Vasomotion is the spontaneous time-dependent contraction and relaxation of micro arteries and the oscillating frequency is about 0.01–0.1 Hz. The physiological mechanism of vasomotion has not been thoroughly understood. From the dynamics point of view, the heartbeat is the only external loading exerted on the vascular system. We speculate that the nonlinear vascular system and the variable period of the heartbeat might induce the low-frequency vasomotion. In this study, the laser Doppler flowmeter is used to measure the time series of radial artery blood flow and reconstructed modified time series that has the same period as the measured time series but different heartbeat curves. We measured the time series of radial artery blood flow in different conditions by adding different noise disturbances on the forearm, and we decomposed the experiment pulse signal by Hilbert–Huang transform. The wavelet spectral analyses showed that the low-frequency components were induced by the variable period but independent of the shape of the heartbeat curve. Furthermore, we simulated the linear flow in a single pipe and the nonlinear flow in a piping network and found that the nonlinear flow would generate low-frequency components. From the results, we could deduce that the variable period of heartbeat and the nonlinearity of the vascular system induce vasomotion.

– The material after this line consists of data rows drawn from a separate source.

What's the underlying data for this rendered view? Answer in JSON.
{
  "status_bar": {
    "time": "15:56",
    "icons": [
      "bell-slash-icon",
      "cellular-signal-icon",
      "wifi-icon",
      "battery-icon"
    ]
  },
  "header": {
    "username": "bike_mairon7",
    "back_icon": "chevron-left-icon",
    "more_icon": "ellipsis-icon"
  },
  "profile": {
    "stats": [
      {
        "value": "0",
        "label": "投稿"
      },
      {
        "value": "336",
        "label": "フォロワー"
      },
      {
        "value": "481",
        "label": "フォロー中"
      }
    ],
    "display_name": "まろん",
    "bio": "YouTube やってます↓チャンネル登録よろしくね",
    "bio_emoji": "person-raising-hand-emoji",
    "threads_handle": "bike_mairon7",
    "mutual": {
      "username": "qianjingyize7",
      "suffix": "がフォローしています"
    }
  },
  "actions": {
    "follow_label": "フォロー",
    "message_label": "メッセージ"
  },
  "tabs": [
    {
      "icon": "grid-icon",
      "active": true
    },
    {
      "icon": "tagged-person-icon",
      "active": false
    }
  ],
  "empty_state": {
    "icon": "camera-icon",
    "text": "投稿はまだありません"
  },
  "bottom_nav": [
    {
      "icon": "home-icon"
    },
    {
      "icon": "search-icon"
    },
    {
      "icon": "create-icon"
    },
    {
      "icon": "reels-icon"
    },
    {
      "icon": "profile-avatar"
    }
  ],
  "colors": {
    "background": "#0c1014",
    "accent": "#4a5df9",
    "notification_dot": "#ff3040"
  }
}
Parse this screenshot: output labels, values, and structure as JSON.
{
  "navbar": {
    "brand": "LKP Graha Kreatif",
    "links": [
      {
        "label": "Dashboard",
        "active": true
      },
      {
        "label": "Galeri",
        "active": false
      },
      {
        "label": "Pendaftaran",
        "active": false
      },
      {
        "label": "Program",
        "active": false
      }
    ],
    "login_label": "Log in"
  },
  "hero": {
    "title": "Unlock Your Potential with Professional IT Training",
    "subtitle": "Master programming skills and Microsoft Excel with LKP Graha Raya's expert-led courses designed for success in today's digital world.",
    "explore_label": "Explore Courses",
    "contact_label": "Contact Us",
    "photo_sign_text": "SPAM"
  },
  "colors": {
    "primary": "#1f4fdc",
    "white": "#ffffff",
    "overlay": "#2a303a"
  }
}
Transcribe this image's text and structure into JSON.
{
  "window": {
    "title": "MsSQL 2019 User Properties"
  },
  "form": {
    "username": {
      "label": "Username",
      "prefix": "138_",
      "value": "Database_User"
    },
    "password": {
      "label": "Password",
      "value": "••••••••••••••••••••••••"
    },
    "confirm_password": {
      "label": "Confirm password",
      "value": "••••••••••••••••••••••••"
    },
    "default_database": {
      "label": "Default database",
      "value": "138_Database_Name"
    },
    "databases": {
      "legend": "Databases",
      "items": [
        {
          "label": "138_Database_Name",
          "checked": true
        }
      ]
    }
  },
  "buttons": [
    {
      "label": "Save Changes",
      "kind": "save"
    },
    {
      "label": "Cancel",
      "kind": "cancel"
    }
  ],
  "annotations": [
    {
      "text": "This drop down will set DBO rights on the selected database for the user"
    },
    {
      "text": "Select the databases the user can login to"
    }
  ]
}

The noise has effects on the blood signals related to the respiratory activities (∼0.3 Hz) but little influence on that related to the cardiac activities (∼1 Hz). Adding white noise and then stopping would induce an SNR increase in the frequency band related to vasomotion (∼0.1 Hz).
- origin of vasomotion
- spectral analysis
- stochastic resonance (SR) noise
ASJC Scopus subject areas
- Biomedical Engineering